Bygone events and noteworthy individuals have long been used to market goods, services, places, people, and ideas. However, the stories these campaigns tell may neglect and sometimes even reject scholarly accounts of history. Instead, they may embody a narrative of heritage, which tends to be a rather selective, romanticized, and self-serving view of the past. Though the marketing of heritage can be relatively innocuous in the case of brands or stores, at a macro level it may become highly toxic when it supports socially undesirable attitudes and behaviors and fosters partisan politics. Serious historical research grounded in diverse perspectives and data sources is important for challenging erroneous heritage marketing and mitigating its undesirable consequences. This commentary explores the topic of history and heritage with three instances from the United States - the Texas Creation Myth, the Lost Cause of the Confederacy, and the Winning of the West. Similar tensions with fact-based history also apply to many other heritage marketing movements worldwide.
The study of the history of retailing and marketing is an expanding one. Corporate and consumption studies of many eras and in many countries have been developed and much new work is underway. Curiously though, the “voice” of the consumer, especially around the act of shopping is often absent or muted. Instead the focus tends to be on the business and corporate narrative on the one hand and the consumption and socio-cultural product on the other. This is not a new observation and there have been calls for, and some papers using various consumer artefacts and records arounds shopping. This paper considers the use of a serendipitous donation of a long-run (1977-1999) series of shopping diaries recording one individual's every shopping trip and retail purchase over this period. Considering this extensive record suggests that the consumer voice is needed in historical studies of retailing and consumption. The paper outlines the need for, and the possibilities and benefits of, using such personal shopping artefacts in retail historical research.
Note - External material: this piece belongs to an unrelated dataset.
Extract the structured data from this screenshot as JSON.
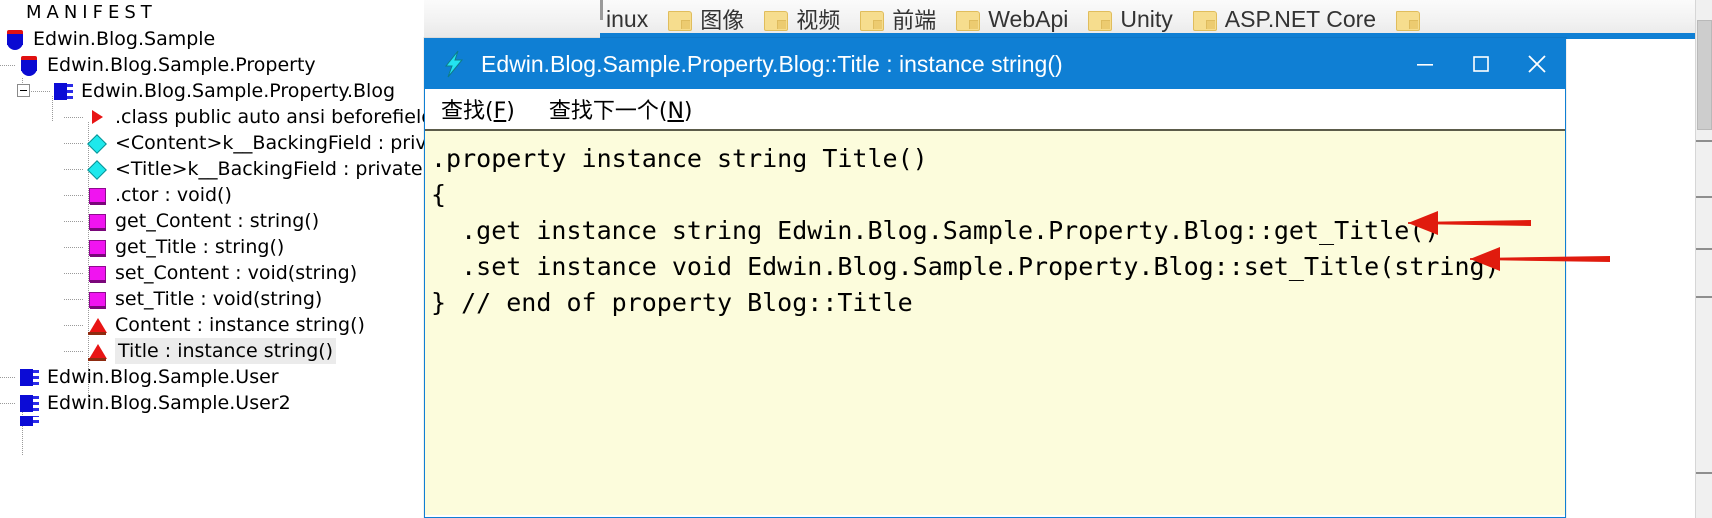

This article argues the gift as an ineluctable agent of cultural diffusion. The power that the gift exercises can be robust and pervasive; or it can be elusive and transient. Our research question is, what is the role of aesthetics and ideology employed by the giver or its intermediaries, including marketers, for the consequent adaptation of cultural diffusion? We examine four cases in Japan's history when Japan had cultural exchanges with its Others: 1) gifts from China (Tang dynasty) in the tribute system (630-864), 2) gifts of European missionaries to Japan and souvenirs of Europe acquired by Japanese emissaries to Europe (1549 to 1590), 3) souvenirs of Japan acquired by Europeans who visited Japan from the late Edo to Meiji eras (1853 to 1890); and 4) seasonal gifts between Japanese consumers (primarily for o-chugen and o-seibo) through which foreign products were diffused. We conclude that it is the thought (ideology) that counts in cultural diffusion and adaptation. Marketing, in contrast, as the instigator of commercialized gift rituals, fueled the importation of foreign gift rituals as well as foreign goods by promoting new traditions such as Christmas and Valentine's Day giving. We reflect on cultural contagion from past marketing efforts so that we may find ways to use marketing more positively, such as in nourishing more prosocial giving, for a better sustainable future. We conclude with contributions of the present study to marketing history.